(Items from an interface collection)
────────────────────────────────────────

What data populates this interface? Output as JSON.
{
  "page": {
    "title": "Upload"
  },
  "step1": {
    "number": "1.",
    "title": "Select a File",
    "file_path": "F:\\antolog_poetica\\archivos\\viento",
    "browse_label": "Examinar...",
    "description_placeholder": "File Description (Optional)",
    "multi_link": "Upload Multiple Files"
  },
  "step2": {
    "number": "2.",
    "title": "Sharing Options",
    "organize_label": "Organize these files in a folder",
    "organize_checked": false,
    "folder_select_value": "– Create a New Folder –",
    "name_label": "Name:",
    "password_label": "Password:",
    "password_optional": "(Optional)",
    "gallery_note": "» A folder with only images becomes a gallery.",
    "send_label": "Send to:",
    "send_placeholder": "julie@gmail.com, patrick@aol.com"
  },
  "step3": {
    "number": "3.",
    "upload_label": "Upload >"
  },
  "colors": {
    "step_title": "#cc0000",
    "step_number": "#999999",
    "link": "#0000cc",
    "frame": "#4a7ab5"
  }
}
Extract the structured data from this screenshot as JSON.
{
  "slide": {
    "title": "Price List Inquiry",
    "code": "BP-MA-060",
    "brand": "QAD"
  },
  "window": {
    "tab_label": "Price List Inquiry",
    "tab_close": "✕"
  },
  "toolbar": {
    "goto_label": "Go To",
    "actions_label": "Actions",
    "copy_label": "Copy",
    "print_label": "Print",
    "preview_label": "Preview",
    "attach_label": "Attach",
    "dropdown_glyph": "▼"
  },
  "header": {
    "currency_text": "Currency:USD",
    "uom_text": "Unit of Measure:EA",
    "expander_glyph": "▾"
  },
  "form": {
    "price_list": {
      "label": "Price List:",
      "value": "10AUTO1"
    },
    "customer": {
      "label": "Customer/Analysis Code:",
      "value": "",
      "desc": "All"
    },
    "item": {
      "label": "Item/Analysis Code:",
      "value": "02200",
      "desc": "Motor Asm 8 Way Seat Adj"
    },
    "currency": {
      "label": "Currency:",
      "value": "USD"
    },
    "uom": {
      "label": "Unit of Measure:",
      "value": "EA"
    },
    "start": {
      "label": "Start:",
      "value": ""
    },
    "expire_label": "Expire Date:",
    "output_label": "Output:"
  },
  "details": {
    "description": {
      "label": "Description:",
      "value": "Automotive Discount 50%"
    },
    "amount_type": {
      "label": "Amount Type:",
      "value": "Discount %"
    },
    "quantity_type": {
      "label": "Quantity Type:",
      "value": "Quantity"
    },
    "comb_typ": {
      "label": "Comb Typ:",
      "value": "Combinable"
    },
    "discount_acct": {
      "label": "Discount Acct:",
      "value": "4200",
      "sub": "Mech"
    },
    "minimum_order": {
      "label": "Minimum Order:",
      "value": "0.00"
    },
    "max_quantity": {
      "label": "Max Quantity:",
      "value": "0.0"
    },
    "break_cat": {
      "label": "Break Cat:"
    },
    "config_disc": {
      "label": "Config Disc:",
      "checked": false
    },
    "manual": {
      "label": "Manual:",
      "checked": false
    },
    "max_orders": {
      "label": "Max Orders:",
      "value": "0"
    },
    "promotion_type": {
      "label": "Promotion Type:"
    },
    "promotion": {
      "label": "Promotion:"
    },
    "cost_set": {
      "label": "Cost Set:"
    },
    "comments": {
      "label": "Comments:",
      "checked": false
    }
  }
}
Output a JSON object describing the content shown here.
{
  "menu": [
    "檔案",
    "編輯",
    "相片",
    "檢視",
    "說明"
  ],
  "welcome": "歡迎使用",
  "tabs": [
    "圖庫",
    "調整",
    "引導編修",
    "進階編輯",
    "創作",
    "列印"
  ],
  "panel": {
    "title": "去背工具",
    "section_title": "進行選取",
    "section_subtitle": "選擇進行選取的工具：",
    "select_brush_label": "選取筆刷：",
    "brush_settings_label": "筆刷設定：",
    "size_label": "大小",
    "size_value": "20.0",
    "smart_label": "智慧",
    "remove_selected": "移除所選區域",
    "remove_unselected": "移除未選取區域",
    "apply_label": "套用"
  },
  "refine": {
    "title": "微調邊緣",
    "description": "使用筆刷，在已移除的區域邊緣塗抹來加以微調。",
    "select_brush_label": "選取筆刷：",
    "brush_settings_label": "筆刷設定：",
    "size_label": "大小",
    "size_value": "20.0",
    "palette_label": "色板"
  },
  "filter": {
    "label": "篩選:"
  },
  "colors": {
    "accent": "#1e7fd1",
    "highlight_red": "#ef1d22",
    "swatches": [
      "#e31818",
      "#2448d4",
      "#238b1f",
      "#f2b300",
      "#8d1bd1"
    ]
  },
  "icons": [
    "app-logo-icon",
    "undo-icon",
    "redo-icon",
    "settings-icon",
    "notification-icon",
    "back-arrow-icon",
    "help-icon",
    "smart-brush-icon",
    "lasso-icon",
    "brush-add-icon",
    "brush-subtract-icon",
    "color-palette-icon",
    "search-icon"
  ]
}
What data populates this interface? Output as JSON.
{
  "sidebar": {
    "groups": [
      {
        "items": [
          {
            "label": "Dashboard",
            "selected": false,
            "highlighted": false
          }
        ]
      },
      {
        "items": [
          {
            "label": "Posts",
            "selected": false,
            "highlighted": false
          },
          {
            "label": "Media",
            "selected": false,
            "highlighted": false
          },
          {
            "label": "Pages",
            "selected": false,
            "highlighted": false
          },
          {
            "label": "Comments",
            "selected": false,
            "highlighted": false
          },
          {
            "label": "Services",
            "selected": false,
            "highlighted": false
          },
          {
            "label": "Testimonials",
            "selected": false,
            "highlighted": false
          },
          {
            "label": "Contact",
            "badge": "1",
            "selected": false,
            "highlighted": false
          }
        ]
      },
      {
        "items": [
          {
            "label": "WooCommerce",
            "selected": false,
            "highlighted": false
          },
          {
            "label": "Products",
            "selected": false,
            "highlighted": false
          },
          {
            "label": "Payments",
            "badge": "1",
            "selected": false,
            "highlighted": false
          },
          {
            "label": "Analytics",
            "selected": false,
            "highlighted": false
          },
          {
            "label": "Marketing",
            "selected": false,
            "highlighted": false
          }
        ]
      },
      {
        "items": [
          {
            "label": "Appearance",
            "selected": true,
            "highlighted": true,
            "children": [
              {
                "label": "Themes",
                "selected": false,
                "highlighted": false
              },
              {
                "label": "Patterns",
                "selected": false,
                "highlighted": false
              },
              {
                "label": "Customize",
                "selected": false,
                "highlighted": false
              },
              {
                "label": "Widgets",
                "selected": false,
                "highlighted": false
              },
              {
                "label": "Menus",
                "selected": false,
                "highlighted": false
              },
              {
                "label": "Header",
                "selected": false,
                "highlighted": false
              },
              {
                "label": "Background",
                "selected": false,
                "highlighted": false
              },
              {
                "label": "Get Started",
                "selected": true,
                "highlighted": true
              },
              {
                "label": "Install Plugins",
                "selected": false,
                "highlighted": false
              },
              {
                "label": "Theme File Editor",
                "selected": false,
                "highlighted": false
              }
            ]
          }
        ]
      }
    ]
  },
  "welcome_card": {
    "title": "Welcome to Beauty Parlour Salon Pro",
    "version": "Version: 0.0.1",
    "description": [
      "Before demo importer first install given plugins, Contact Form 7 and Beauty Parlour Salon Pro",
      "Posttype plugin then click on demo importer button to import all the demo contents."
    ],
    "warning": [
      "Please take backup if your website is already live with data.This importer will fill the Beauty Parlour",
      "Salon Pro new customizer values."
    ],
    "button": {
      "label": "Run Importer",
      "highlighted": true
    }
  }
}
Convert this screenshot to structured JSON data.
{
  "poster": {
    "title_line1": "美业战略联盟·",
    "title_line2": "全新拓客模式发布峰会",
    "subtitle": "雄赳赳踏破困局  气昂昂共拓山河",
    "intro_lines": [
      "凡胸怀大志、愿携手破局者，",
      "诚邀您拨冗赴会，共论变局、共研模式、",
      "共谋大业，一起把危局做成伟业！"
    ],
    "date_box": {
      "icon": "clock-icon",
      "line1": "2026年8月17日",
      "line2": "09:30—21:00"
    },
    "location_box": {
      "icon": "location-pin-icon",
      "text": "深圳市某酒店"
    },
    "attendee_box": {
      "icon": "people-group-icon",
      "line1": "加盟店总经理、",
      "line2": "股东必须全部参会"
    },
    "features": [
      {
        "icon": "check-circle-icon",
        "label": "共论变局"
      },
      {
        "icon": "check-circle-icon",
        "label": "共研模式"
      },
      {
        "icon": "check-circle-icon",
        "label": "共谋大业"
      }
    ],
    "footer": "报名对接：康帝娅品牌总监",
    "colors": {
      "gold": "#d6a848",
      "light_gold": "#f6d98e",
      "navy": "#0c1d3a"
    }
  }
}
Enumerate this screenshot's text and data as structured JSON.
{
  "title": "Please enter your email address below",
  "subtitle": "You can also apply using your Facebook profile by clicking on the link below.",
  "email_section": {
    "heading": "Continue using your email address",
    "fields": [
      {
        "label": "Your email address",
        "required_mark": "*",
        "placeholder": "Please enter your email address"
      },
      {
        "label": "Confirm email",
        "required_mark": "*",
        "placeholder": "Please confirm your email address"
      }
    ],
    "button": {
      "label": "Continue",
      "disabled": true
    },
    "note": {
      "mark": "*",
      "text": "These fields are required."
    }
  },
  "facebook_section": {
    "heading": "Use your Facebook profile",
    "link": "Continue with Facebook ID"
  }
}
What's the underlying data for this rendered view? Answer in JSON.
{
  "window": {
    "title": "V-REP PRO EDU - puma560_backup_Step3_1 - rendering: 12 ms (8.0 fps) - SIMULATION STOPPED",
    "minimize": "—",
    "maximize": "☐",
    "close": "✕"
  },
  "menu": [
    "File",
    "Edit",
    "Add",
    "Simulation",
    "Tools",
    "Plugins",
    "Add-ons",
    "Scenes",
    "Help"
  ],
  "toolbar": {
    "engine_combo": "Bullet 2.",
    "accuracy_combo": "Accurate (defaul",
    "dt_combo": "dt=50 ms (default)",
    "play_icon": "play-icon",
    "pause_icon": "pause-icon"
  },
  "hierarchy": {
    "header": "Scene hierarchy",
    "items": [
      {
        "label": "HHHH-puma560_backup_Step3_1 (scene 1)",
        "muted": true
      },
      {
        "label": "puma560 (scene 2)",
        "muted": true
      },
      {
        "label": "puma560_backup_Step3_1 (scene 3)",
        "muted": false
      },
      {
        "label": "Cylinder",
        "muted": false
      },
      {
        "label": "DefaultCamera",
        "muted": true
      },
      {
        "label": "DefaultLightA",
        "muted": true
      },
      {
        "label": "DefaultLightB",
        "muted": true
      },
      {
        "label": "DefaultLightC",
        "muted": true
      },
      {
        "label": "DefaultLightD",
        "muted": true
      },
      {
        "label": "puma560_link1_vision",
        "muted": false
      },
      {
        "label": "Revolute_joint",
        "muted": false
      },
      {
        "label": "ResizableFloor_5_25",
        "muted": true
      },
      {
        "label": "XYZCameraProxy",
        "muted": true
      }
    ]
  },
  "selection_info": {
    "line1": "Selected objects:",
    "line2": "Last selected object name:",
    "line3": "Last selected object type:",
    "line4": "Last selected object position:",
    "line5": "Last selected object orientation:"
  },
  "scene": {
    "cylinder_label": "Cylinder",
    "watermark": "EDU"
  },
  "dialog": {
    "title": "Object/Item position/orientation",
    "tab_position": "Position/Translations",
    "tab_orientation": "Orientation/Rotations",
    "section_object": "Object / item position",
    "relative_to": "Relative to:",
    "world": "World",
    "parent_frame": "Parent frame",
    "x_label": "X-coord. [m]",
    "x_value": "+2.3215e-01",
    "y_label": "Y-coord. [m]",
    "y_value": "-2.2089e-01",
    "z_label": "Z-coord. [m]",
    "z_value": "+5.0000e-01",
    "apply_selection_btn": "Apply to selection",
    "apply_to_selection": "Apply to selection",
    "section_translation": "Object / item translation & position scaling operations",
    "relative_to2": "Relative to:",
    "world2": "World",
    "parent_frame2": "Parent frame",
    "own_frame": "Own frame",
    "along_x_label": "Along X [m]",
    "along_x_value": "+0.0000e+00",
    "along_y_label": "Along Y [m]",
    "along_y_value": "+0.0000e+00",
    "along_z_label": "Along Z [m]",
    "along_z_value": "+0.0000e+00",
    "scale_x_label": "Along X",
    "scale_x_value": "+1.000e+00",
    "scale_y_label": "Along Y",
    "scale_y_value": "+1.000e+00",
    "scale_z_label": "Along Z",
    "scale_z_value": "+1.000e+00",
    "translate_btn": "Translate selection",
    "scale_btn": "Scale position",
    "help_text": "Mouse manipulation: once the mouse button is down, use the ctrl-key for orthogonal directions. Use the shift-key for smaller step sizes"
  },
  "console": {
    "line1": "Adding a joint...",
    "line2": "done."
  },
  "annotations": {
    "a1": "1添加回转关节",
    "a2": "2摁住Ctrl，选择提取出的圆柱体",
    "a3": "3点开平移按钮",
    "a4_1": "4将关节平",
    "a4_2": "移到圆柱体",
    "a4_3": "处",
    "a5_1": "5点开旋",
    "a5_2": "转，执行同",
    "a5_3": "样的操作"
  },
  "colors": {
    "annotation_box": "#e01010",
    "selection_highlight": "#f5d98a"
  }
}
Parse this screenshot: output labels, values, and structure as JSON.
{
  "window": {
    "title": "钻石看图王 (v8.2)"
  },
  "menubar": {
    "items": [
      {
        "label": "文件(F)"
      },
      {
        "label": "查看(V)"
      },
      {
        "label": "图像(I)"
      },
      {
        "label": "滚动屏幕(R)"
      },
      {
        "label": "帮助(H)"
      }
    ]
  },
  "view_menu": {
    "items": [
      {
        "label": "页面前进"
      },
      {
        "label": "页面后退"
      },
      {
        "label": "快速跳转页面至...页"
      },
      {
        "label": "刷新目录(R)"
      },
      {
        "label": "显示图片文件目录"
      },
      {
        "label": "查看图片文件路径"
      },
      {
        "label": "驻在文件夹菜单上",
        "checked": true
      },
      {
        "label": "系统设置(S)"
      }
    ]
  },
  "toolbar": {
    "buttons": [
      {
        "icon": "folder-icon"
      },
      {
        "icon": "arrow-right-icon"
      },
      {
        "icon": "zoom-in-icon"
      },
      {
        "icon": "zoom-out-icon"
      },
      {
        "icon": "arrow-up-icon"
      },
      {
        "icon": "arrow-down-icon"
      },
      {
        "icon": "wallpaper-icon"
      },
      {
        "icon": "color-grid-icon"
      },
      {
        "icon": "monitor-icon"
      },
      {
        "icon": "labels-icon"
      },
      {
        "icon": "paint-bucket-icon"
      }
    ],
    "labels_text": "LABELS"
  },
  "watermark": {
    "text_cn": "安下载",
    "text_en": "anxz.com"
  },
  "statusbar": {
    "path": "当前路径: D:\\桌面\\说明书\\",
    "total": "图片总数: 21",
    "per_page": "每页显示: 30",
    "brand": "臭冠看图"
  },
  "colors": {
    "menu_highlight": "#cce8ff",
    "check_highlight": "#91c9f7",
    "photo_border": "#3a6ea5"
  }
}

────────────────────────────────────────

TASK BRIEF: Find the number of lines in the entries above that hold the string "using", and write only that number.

EXPECTED ANSWER: 2